THE RECORDS START

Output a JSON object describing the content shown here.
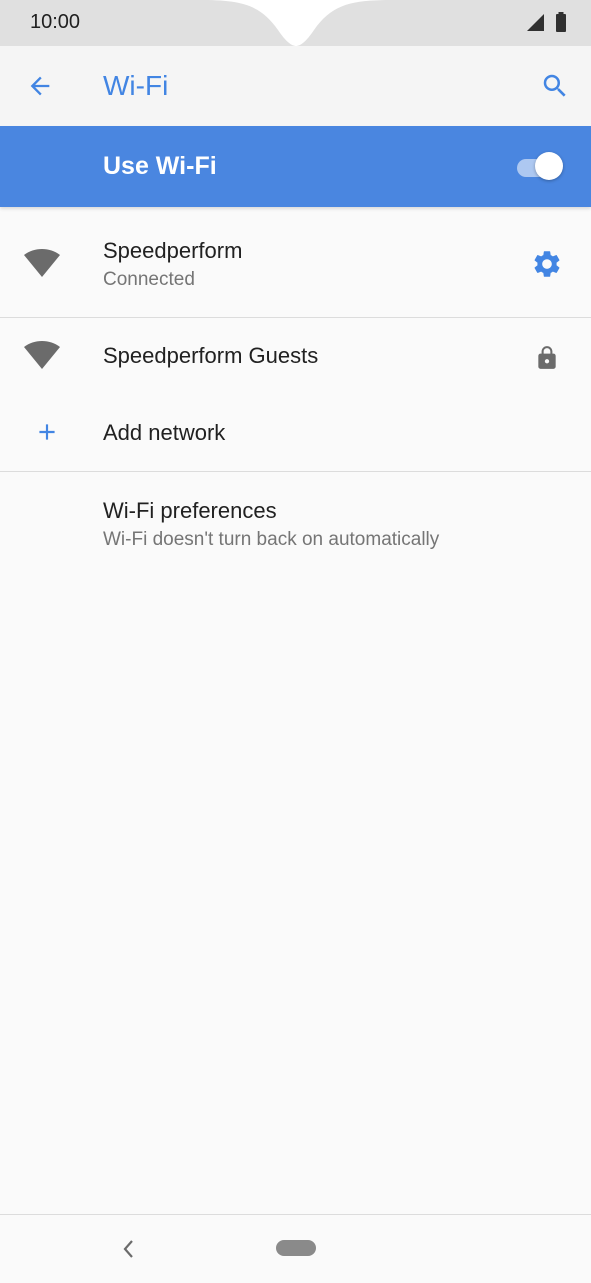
{
  "status_bar": {
    "time": "10:00"
  },
  "app_bar": {
    "title": "Wi-Fi"
  },
  "master_switch": {
    "label": "Use Wi-Fi",
    "enabled": true
  },
  "networks": [
    {
      "name": "Speedperform",
      "status": "Connected"
    },
    {
      "name": "Speedperform Guests",
      "status": ""
    }
  ],
  "add_network": {
    "label": "Add network"
  },
  "preferences": {
    "title": "Wi-Fi preferences",
    "summary": "Wi-Fi doesn't turn back on automatically"
  },
  "colors": {
    "accent": "#4285e3",
    "master_bar": "#4a86e0",
    "icon_gray": "#6b6b6b"
  }
}
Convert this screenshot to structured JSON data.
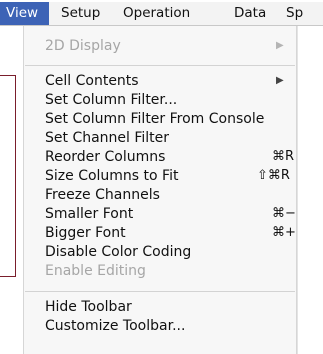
{
  "menubar": {
    "items": [
      {
        "label": "View",
        "active": true
      },
      {
        "label": "Setup",
        "active": false
      },
      {
        "label": "Operation",
        "active": false
      },
      {
        "label": "Data",
        "active": false
      },
      {
        "label": "Sp",
        "active": false
      }
    ]
  },
  "menu": {
    "display_2d": {
      "label": "2D Display",
      "enabled": false,
      "submenu_glyph": "▶"
    },
    "cell_contents": {
      "label": "Cell Contents",
      "enabled": true,
      "submenu_glyph": "▶"
    },
    "set_column_filter": {
      "label": "Set Column Filter...",
      "enabled": true
    },
    "set_column_filter_console": {
      "label": "Set Column Filter From Console",
      "enabled": true
    },
    "set_channel_filter": {
      "label": "Set Channel Filter",
      "enabled": true
    },
    "reorder_columns": {
      "label": "Reorder Columns",
      "enabled": true,
      "shortcut": "⌘R"
    },
    "size_columns": {
      "label": "Size Columns to Fit",
      "enabled": true,
      "shortcut": "⇧⌘R"
    },
    "freeze_channels": {
      "label": "Freeze Channels",
      "enabled": true
    },
    "smaller_font": {
      "label": "Smaller Font",
      "enabled": true,
      "shortcut": "⌘−"
    },
    "bigger_font": {
      "label": "Bigger Font",
      "enabled": true,
      "shortcut": "⌘+"
    },
    "disable_color_coding": {
      "label": "Disable Color Coding",
      "enabled": true
    },
    "enable_editing": {
      "label": "Enable Editing",
      "enabled": false
    },
    "hide_toolbar": {
      "label": "Hide Toolbar",
      "enabled": true
    },
    "customize_toolbar": {
      "label": "Customize Toolbar...",
      "enabled": true
    }
  },
  "colors": {
    "menu_highlight": "#3d63b6",
    "bracket": "#7a1e2c",
    "disabled_text": "#a6a6a6"
  }
}
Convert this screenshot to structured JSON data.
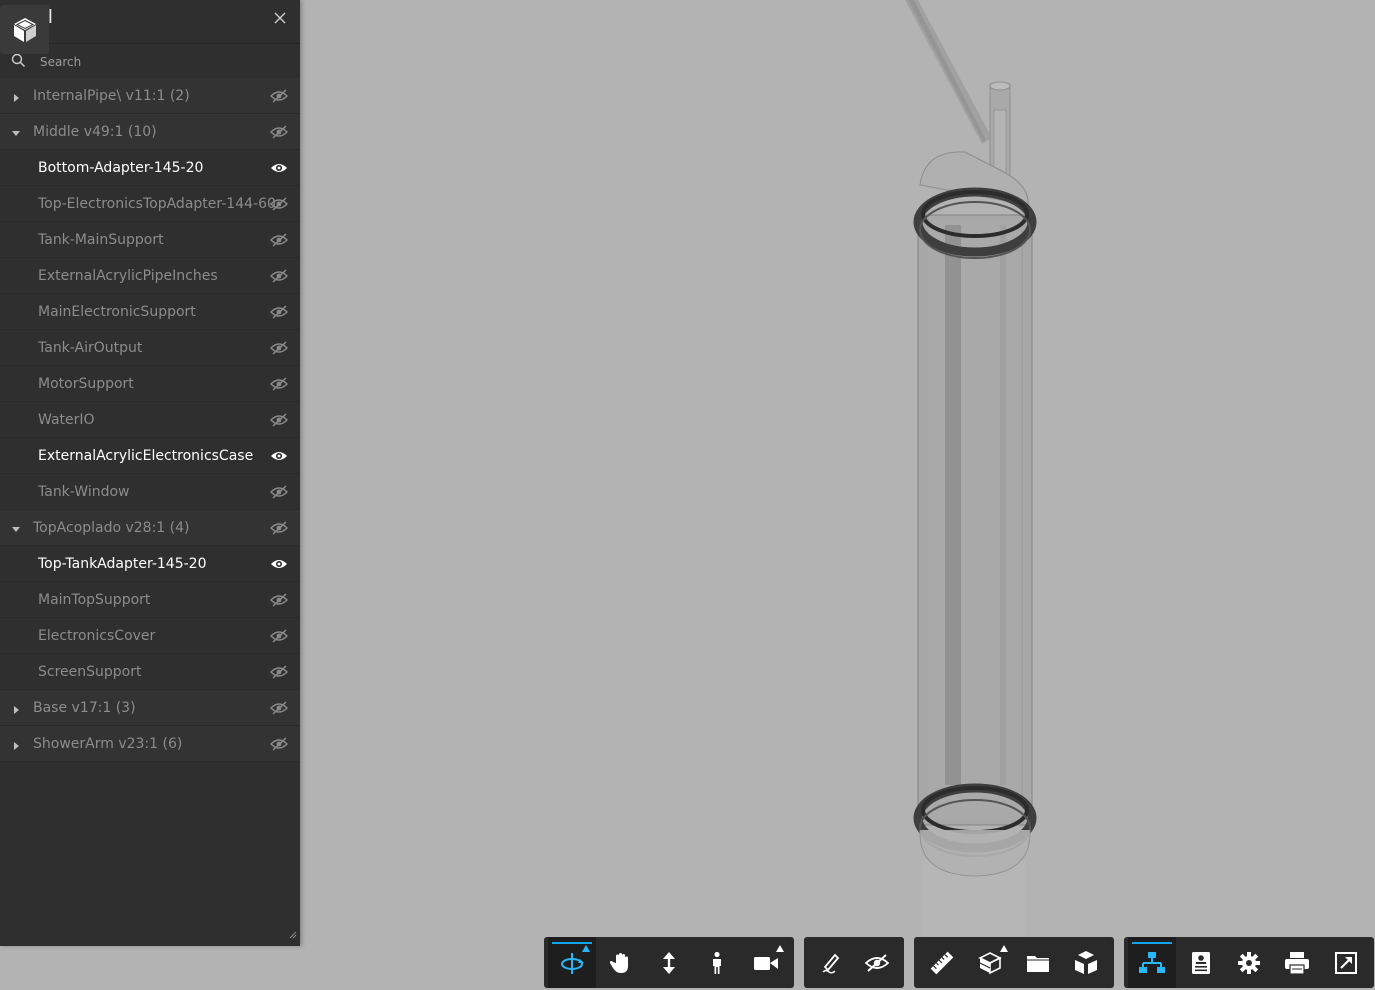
{
  "panel": {
    "title": "del",
    "search_placeholder": "Search",
    "rows": [
      {
        "label": "InternalPipe\\ v11:1 (2)",
        "type": "group",
        "expanded": false,
        "visible": false
      },
      {
        "label": "Middle v49:1 (10)",
        "type": "group",
        "expanded": true,
        "visible": false
      },
      {
        "label": "Bottom-Adapter-145-20",
        "type": "leaf",
        "visible": true
      },
      {
        "label": "Top-ElectronicsTopAdapter-144-60",
        "type": "leaf",
        "visible": false
      },
      {
        "label": "Tank-MainSupport",
        "type": "leaf",
        "visible": false
      },
      {
        "label": "ExternalAcrylicPipeInches",
        "type": "leaf",
        "visible": false
      },
      {
        "label": "MainElectronicSupport",
        "type": "leaf",
        "visible": false
      },
      {
        "label": "Tank-AirOutput",
        "type": "leaf",
        "visible": false
      },
      {
        "label": "MotorSupport",
        "type": "leaf",
        "visible": false
      },
      {
        "label": "WaterIO",
        "type": "leaf",
        "visible": false
      },
      {
        "label": "ExternalAcrylicElectronicsCase",
        "type": "leaf",
        "visible": true
      },
      {
        "label": "Tank-Window",
        "type": "leaf",
        "visible": false
      },
      {
        "label": "TopAcoplado v28:1 (4)",
        "type": "group",
        "expanded": true,
        "visible": false
      },
      {
        "label": "Top-TankAdapter-145-20",
        "type": "leaf",
        "visible": true
      },
      {
        "label": "MainTopSupport",
        "type": "leaf",
        "visible": false
      },
      {
        "label": "ElectronicsCover",
        "type": "leaf",
        "visible": false
      },
      {
        "label": "ScreenSupport",
        "type": "leaf",
        "visible": false
      },
      {
        "label": "Base v17:1 (3)",
        "type": "group",
        "expanded": false,
        "visible": false
      },
      {
        "label": "ShowerArm v23:1 (6)",
        "type": "group",
        "expanded": false,
        "visible": false
      }
    ]
  },
  "toolbar": {
    "accent": "#0ea5e9",
    "groups": [
      {
        "name": "navigation",
        "tools": [
          {
            "icon": "orbit-icon",
            "active": true,
            "flyout": true
          },
          {
            "icon": "pan-hand-icon",
            "active": false,
            "flyout": false
          },
          {
            "icon": "zoom-arrows-icon",
            "active": false,
            "flyout": false
          },
          {
            "icon": "first-person-icon",
            "active": false,
            "flyout": false
          },
          {
            "icon": "camera-icon",
            "active": false,
            "flyout": true
          }
        ]
      },
      {
        "name": "markup",
        "tools": [
          {
            "icon": "markup-pen-icon",
            "active": false,
            "flyout": false
          },
          {
            "icon": "hide-eye-icon",
            "active": false,
            "flyout": false
          }
        ]
      },
      {
        "name": "measure",
        "tools": [
          {
            "icon": "ruler-icon",
            "active": false,
            "flyout": false
          },
          {
            "icon": "section-cube-icon",
            "active": false,
            "flyout": true
          },
          {
            "icon": "folder-icon",
            "active": false,
            "flyout": false
          },
          {
            "icon": "explode-cube-icon",
            "active": false,
            "flyout": false
          }
        ]
      },
      {
        "name": "settings",
        "tools": [
          {
            "icon": "model-tree-icon",
            "active": true,
            "flyout": false
          },
          {
            "icon": "properties-icon",
            "active": false,
            "flyout": false
          },
          {
            "icon": "settings-gear-icon",
            "active": false,
            "flyout": false
          },
          {
            "icon": "print-icon",
            "active": false,
            "flyout": false
          },
          {
            "icon": "fullscreen-icon",
            "active": false,
            "flyout": false
          }
        ]
      }
    ]
  }
}
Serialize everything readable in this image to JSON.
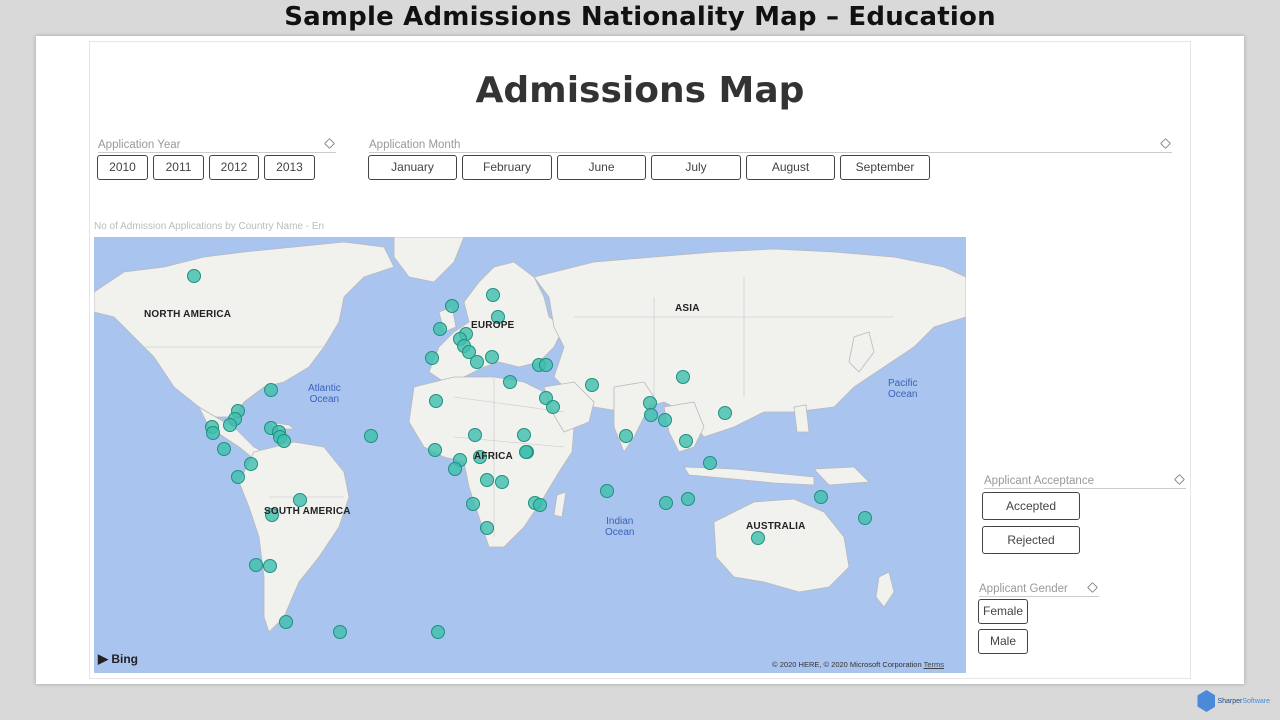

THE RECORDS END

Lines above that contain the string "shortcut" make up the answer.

      "shortcut": "⌘R"
      "shortcut": "⇧⌘R"
      "shortcut": "⌘−"
      "shortcut": "⌘+"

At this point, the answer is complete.